About 200 labor union members opposed to the bill, many of them wearing hard hats, crowded into the council chamber while an equal number milled on a street outside the District Building as Hardy made her announcement of a two-week delay.

Hardy was loudly booed from the audience as she entered the council chamber, moving Council Chairman Arrington Dixon to plead for order. Hardy's announcement that she was sidetracking the bill also provoked catcalls.

The union turnout was larger than usual because the council was holding an evening legislative session, which it does only once every two months. Most sessions are held in the daytime when citizens are at work.

Hardy said she was seeking a two-week delay in consideration because comments on the measure had not yet been received from Mayor Marion Barry.

Barry has been reported taking a position somewhere between the bill sponsored by Hardy, which is supported by the Greater Washington Board of Trade, and a rival bill sponsored by Wilhelmina J. Rolark (D-Ward 8), which is closer to the position adopted by organized labor, whose leaders favor continuation of the present law.

Business interests are seeking a reform of the present law on grounds that skyrocketing premiums for workers' compensation, resulting in part from high cash awards, are a burden that is driving many firms out of the city and making others noncompetitive. Union leaders object to cutbacks in worker benefits along with a proposal that would force injured workers to be treated by doctors chosen by their employers, not by themselves.

Because of Hardy's withdrawal of the bill, there was no debate or discussion of the measure.

On another matter, the council last night gave final approval by unanimous voice vote to a bill authorizing the mayor to grant a franchise to a private firm for the election of advertising-supported bus shelters on city street corners.

The shelters would be an addition to those erected by Metro. Shelters with advertising posters would be barred from low density residential neighborhoods and national monuments near the city center. The legeslation requires competitive negotiations with the mayor required to grant it to a firm with at least 50 percent local minority ownership.

The measure now goes to the mayor for his signature or veto, and if approved, to Congress for review before going into effect.

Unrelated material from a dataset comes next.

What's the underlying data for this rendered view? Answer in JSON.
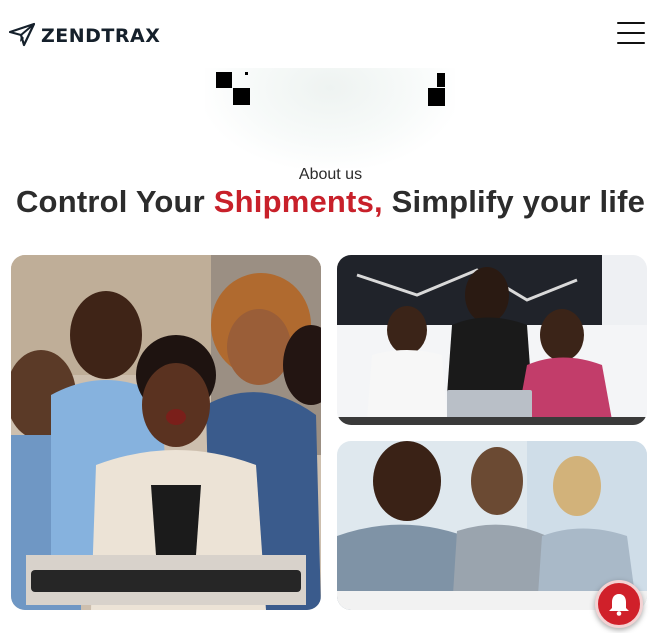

The council also voted preliminary approval to a bill requiring barrier-free access to the handicapped in buildings including hotels and apartments erected or renovated in the District of Columbia. Final action is slated in two weeks.